1. A thin porous regenerative lime sheet for use in an alkaline primary galvanic battery which comprises colloidal lime particles and dispersed cellulose fibers bonded together with an organic binder insoluble but swellable in alkaline solution, said cellulose fibers being present in an amount of up to about 25 percent by weight of the sheet.
2. A thin porous regenerative lime sheet for use in an alkaline primary galvanic battery which comprises colloidal lime particles of a size in the range of about 0.01 to about 0.1 micron and dispersed cellulose fibers bonded together with an organic binder insoluble but swellable in alkaline solution, said cellulose fibers being present in an amount of up to about 25 percent by weight of the sheet.
3. The regenerative lime sheet of claim 2 wherein the colloidal lime particles are present in an amount of from about 75 to 95 percent by weight of the sheet.
4. The regenerative lime sheet of claim 2 wherein the colloidal lime particles are present in an amount of from about to percent by weight of the sheet and wherein the insoluble swellable organic binder is present in an amount of about 0.5 to about 2.5 percent based on the weight of the line in said sheet.
5. The regenerative lime sheet of claim 4 wherein the insoluble swellable organic binder is selected from the group consisting of insolubilized hydroxyethylcellulose, precooked starch, polyacrylic acid, polyvinyl alcohol, polyvinyl formal and polyacrylamide resin.
6. The regenerative lime sheet of claim 5 wherein the insoluble swellable organic binder is insolubilized hydroxyethylcellulose.
7. A thin porous regenerative lime sheet for use in an alklaine primary galvanic battery which comprises from about 75 to percent by weight colloidal lime particles of a size in the range of about 0.01 to about 0.1 micron and from about 5 to 25 percent by weight dispersed cellulose fibers bonded together with an insolubilized hydroxyethylcellulose binder in an amount of about 0.5 to about 2.5 percent based on the weight of lime in the sheet.
8. A process for forming a regenerative lime sheet for use in an alkaline primary galvanic battery, which comprises the steps of micromilling lime to an extremely fine particle size, preparing a colloidal suspension of the lime particles, blending the colloidal lime suspension with up to about 25 percent by weight of dispersed cellulose fibers based on the dry weight of the finished sheet together with an organic binder swellable in alkaline solution in an amount sufficient to bond the colloidal lime particles and cellulose fibers together in the finished sheet, casting the thus formed slurry into a thin porous sheet, drying the sheet to remove moisture therefrom and insolubilizing the binder.

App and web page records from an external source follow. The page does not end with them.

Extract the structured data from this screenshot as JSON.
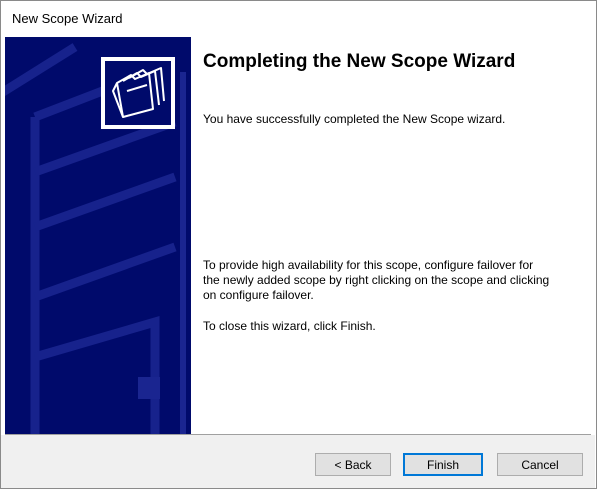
{
  "window": {
    "title": "New Scope Wizard"
  },
  "banner": {
    "logo_icon": "folders-icon",
    "bg_color": "#000a6b"
  },
  "content": {
    "heading": "Completing the New Scope Wizard",
    "success_text": "You have successfully completed the New Scope wizard.",
    "failover_text": "To provide high availability for this scope, configure failover for the newly added scope by right clicking on the scope and clicking on configure failover.",
    "close_text": "To close this wizard, click Finish."
  },
  "buttons": {
    "back": "< Back",
    "finish": "Finish",
    "cancel": "Cancel"
  }
}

9. The process of claim 8 wherein the colloidal lime particles are of a size in the range of about 0.01 to about 0.1 micron.
10. The process of claim 8 wherein the slurry is formed from about 75 to 95 percent by weight of colloidal lime particles and from about 10 to 25 percent by weight of cellulose fibers.
l 1. The process of claim 8 wherein the slurry is formed from about 80 to 90 percent by weight of colloidal lime particles, from about 10 to 20 percent by weight of cellulose fibers and about 0.5 to about 2.5 percent of the organic binder based on the weight of the lime particles present in the slurry.
12. The process of claim 11 wherein the organic binder is selected from the group consisting of hydroxyethylcellulose, precooked starch, polyacrylic acid, polyvinyl alcohol, polyvinyl formal and polyacrylamide resin.
13. The process of claim 12 wherein the binder is hydroxyethylcellulose.
14. The process of claim 12 wherein an aldehyde cross-linking agent is added to the slurry to control binder swelling.
15. The process of claim 14 wherein the cross-linking agent is selected from the group consisting of formaldehyde, glyoxal and a-hydroxyadipaldehyde.
16. The process of claim 14 wherein the cross-linking agent is formaldehyde in an amount of between about 2 and 5 percent of a 36 percent aqueous solution based on the weight of the hydroxyethylcellulose.